### RECORDS SUPPLIED
----

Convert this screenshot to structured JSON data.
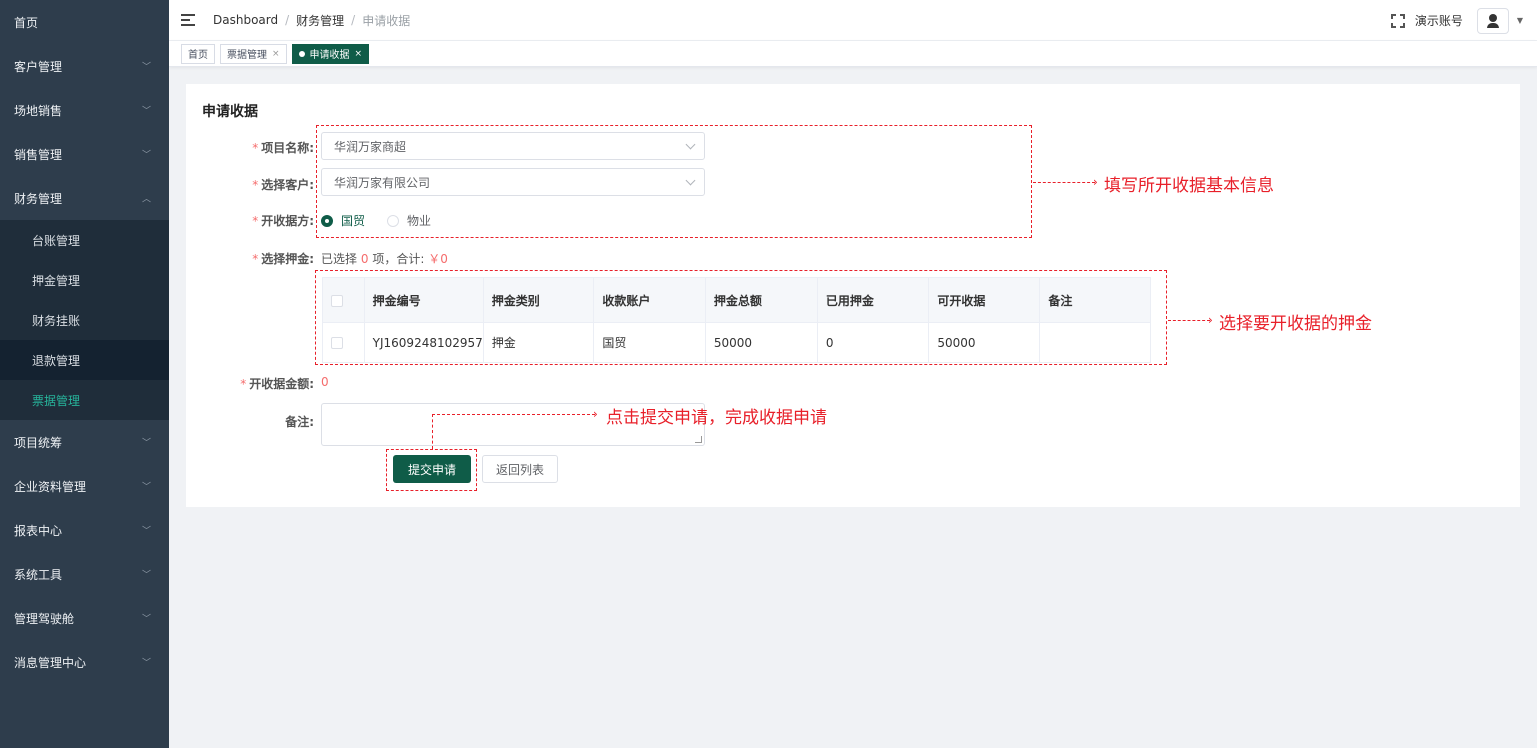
{
  "sidebar": {
    "items": [
      {
        "label": "首页",
        "chevron": false
      },
      {
        "label": "客户管理",
        "chevron": true
      },
      {
        "label": "场地销售",
        "chevron": true
      },
      {
        "label": "销售管理",
        "chevron": true
      },
      {
        "label": "财务管理",
        "chevron": true,
        "open": true
      },
      {
        "label": "项目统筹",
        "chevron": true
      },
      {
        "label": "企业资料管理",
        "chevron": true
      },
      {
        "label": "报表中心",
        "chevron": true
      },
      {
        "label": "系统工具",
        "chevron": true
      },
      {
        "label": "管理驾驶舱",
        "chevron": true
      },
      {
        "label": "消息管理中心",
        "chevron": true
      }
    ],
    "finance_sub": [
      {
        "label": "台账管理"
      },
      {
        "label": "押金管理"
      },
      {
        "label": "财务挂账"
      },
      {
        "label": "退款管理"
      },
      {
        "label": "票据管理"
      }
    ],
    "active_color": "#27b49b"
  },
  "header": {
    "breadcrumb": [
      "Dashboard",
      "财务管理",
      "申请收据"
    ],
    "separator": "/",
    "account": "演示账号"
  },
  "tags": [
    {
      "label": "首页"
    },
    {
      "label": "票据管理"
    },
    {
      "label": "申请收据"
    }
  ],
  "form": {
    "title": "申请收据",
    "project_label": "项目名称:",
    "project_value": "华润万家商超",
    "customer_label": "选择客户:",
    "customer_value": "华润万家有限公司",
    "issuer_label": "开收据方:",
    "issuer_options": [
      "国贸",
      "物业"
    ],
    "deposit_label": "选择押金:",
    "deposit_summary_prefix": "已选择",
    "deposit_count": "0",
    "deposit_summary_mid": "项，合计:",
    "deposit_total": "￥0",
    "amount_label": "开收据金额:",
    "amount_value": "0",
    "remark_label": "备注:",
    "submit_label": "提交申请",
    "back_label": "返回列表"
  },
  "table": {
    "columns": [
      "押金编号",
      "押金类别",
      "收款账户",
      "押金总额",
      "已用押金",
      "可开收据",
      "备注"
    ],
    "rows": [
      [
        "YJ1609248102957",
        "押金",
        "国贸",
        "50000",
        "0",
        "50000",
        ""
      ]
    ]
  },
  "annotations": {
    "basic_info": "填写所开收据基本信息",
    "select_deposit": "选择要开收据的押金",
    "submit": "点击提交申请，完成收据申请",
    "color": "#e8202a"
  },
  "colors": {
    "sidebar_bg": "#2e3d4c",
    "primary": "#0f5c48",
    "required": "#f56c6c"
  }
}
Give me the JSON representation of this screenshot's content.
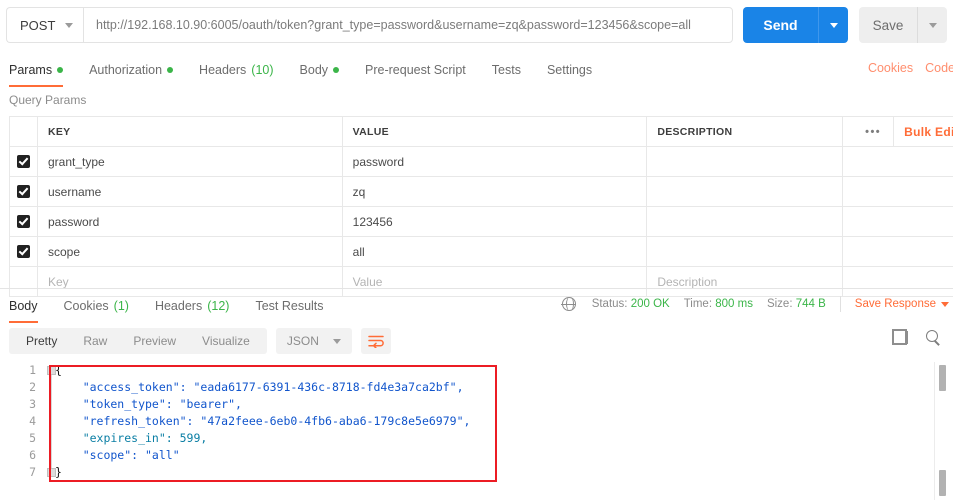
{
  "request": {
    "method": "POST",
    "url": "http://192.168.10.90:6005/oauth/token?grant_type=password&username=zq&password=123456&scope=all",
    "send_label": "Send",
    "save_label": "Save",
    "tabs": [
      {
        "label": "Params",
        "marker": "dot",
        "active": true
      },
      {
        "label": "Authorization",
        "marker": "dot",
        "active": false
      },
      {
        "label": "Headers",
        "count": "(10)",
        "active": false
      },
      {
        "label": "Body",
        "marker": "dot",
        "active": false
      },
      {
        "label": "Pre-request Script",
        "active": false
      },
      {
        "label": "Tests",
        "active": false
      },
      {
        "label": "Settings",
        "active": false
      }
    ],
    "tabs_right": [
      {
        "label": "Cookies"
      },
      {
        "label": "Code"
      }
    ]
  },
  "params": {
    "section_label": "Query Params",
    "headers": {
      "key": "KEY",
      "value": "VALUE",
      "description": "DESCRIPTION",
      "more": "•••",
      "bulk_edit": "Bulk Edit"
    },
    "rows": [
      {
        "checked": true,
        "key": "grant_type",
        "value": "password",
        "description": ""
      },
      {
        "checked": true,
        "key": "username",
        "value": "zq",
        "description": ""
      },
      {
        "checked": true,
        "key": "password",
        "value": "123456",
        "description": ""
      },
      {
        "checked": true,
        "key": "scope",
        "value": "all",
        "description": ""
      }
    ],
    "placeholder_row": {
      "key": "Key",
      "value": "Value",
      "description": "Description"
    }
  },
  "response": {
    "tabs": [
      {
        "label": "Body",
        "count": "",
        "active": true
      },
      {
        "label": "Cookies",
        "count": "(1)",
        "active": false
      },
      {
        "label": "Headers",
        "count": "(12)",
        "active": false
      },
      {
        "label": "Test Results",
        "count": "",
        "active": false
      }
    ],
    "meta": {
      "status_label": "Status:",
      "status_value": "200 OK",
      "time_label": "Time:",
      "time_value": "800 ms",
      "size_label": "Size:",
      "size_value": "744 B",
      "save_response": "Save Response"
    },
    "toolbar": {
      "views": [
        {
          "label": "Pretty",
          "active": true
        },
        {
          "label": "Raw",
          "active": false
        },
        {
          "label": "Preview",
          "active": false
        },
        {
          "label": "Visualize",
          "active": false
        }
      ],
      "format": "JSON"
    },
    "body_lines": [
      {
        "n": "1",
        "text": "{"
      },
      {
        "n": "2",
        "text": "    \"access_token\": \"eada6177-6391-436c-8718-fd4e3a7ca2bf\","
      },
      {
        "n": "3",
        "text": "    \"token_type\": \"bearer\","
      },
      {
        "n": "4",
        "text": "    \"refresh_token\": \"47a2feee-6eb0-4fb6-aba6-179c8e5e6979\","
      },
      {
        "n": "5",
        "text": "    \"expires_in\": 599,"
      },
      {
        "n": "6",
        "text": "    \"scope\": \"all\""
      },
      {
        "n": "7",
        "text": "}"
      }
    ],
    "body_json": {
      "access_token": "eada6177-6391-436c-8718-fd4e3a7ca2bf",
      "token_type": "bearer",
      "refresh_token": "47a2feee-6eb0-4fb6-aba6-179c8e5e6979",
      "expires_in": 599,
      "scope": "all"
    }
  },
  "colors": {
    "accent": "#ff6c37",
    "send": "#1a84e7",
    "success": "#3bb549",
    "annotation": "#ec1c24"
  }
}
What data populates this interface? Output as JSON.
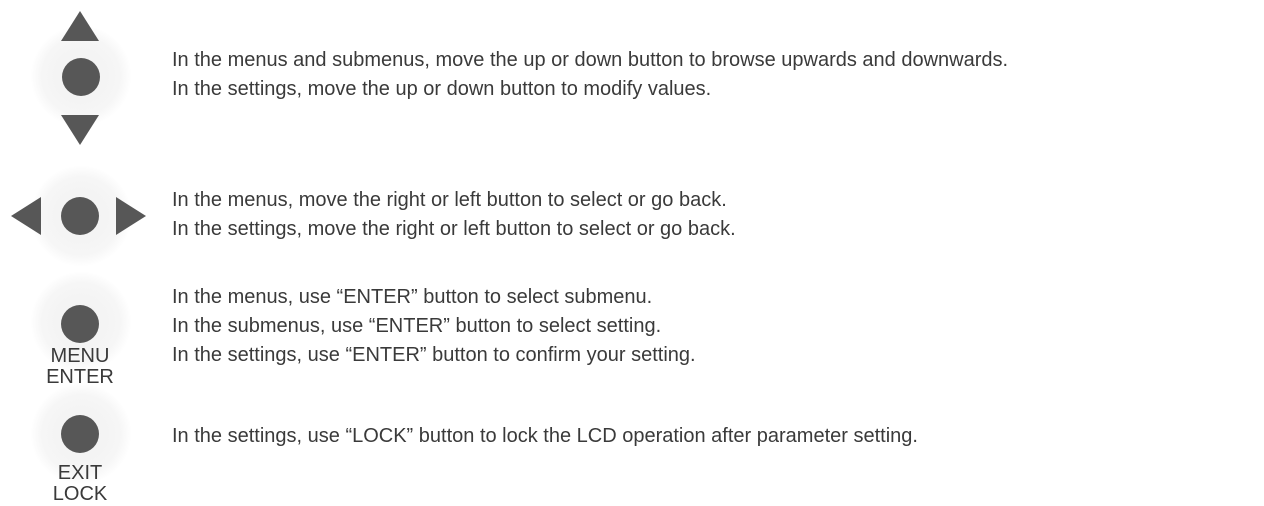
{
  "controls": [
    {
      "icon": "up-down-joystick-icon",
      "lines": [
        "In the menus and submenus, move the up or down button to browse upwards and downwards.",
        "In the settings, move the up or down button to modify values."
      ]
    },
    {
      "icon": "left-right-joystick-icon",
      "lines": [
        "In the menus, move the right or left button to select or go back.",
        "In the settings, move the right or left button to select or go back."
      ]
    },
    {
      "icon": "menu-enter-button-icon",
      "button_label": [
        "MENU",
        "ENTER"
      ],
      "lines": [
        "In the menus, use “ENTER” button to select submenu.",
        "In the submenus, use “ENTER” button to select setting.",
        "In the settings, use “ENTER” button to confirm your setting."
      ]
    },
    {
      "icon": "exit-lock-button-icon",
      "button_label": [
        "EXIT",
        "LOCK"
      ],
      "lines": [
        "In the settings, use “LOCK” button to lock the LCD operation after parameter setting."
      ]
    }
  ],
  "colors": {
    "icon": "#575757",
    "text": "#3a3a3a",
    "glow": "#f1f1f1"
  }
}
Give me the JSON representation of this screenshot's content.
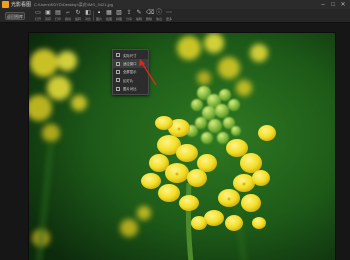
{
  "app": {
    "title": "光影看图",
    "file_path": "C:\\Users\\KDYD\\Desktop\\菜花\\IMG_0421.jpg"
  },
  "window_controls": [
    "–",
    "□",
    "✕"
  ],
  "toolbar": {
    "back_label": "返回图库",
    "tools": [
      {
        "icon": "folder-open-icon",
        "glyph": "▭",
        "label": "打开"
      },
      {
        "icon": "save-icon",
        "glyph": "▣",
        "label": "另存"
      },
      {
        "icon": "print-icon",
        "glyph": "▤",
        "label": "打印"
      },
      {
        "icon": "crop-icon",
        "glyph": "⌐",
        "label": "裁剪"
      },
      {
        "icon": "rotate-icon",
        "glyph": "↻",
        "label": "旋转"
      },
      {
        "icon": "compare-icon",
        "glyph": "◧",
        "label": "对比"
      },
      {
        "icon": "frame-icon",
        "glyph": "▪",
        "label": "图片",
        "active": true
      },
      {
        "icon": "crop-view-icon",
        "glyph": "▦",
        "label": "截图"
      },
      {
        "icon": "grid-icon",
        "glyph": "▧",
        "label": "拼图"
      },
      {
        "icon": "share-icon",
        "glyph": "⇪",
        "label": "分享"
      },
      {
        "icon": "edit-icon",
        "glyph": "✎",
        "label": "编辑"
      },
      {
        "icon": "delete-icon",
        "glyph": "⌫",
        "label": "删除"
      },
      {
        "icon": "info-icon",
        "glyph": "ⓘ",
        "label": "信息"
      },
      {
        "icon": "more-icon",
        "glyph": "⋯",
        "label": "更多"
      }
    ]
  },
  "dropdown": {
    "items": [
      {
        "label": "实际尺寸",
        "selected": false
      },
      {
        "label": "适应窗口",
        "selected": true
      },
      {
        "label": "全屏显示",
        "selected": false
      },
      {
        "label": "幻灯片",
        "selected": false
      },
      {
        "label": "图片对比",
        "selected": false
      }
    ]
  },
  "colors": {
    "accent_arrow": "#d42b1e",
    "bg_green_dark": "#0f3a12",
    "bg_green_light": "#3d8a2a",
    "petal_yellow": "#f2e32b",
    "bud_green": "#9bc83d"
  }
}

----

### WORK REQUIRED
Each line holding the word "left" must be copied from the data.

### SOLUTION TO THE EXERCISE
      "icon": "left-right-joystick-icon",
        "In the menus, move the right or left button to select or go back.",
        "In the settings, move the right or left button to select or go back."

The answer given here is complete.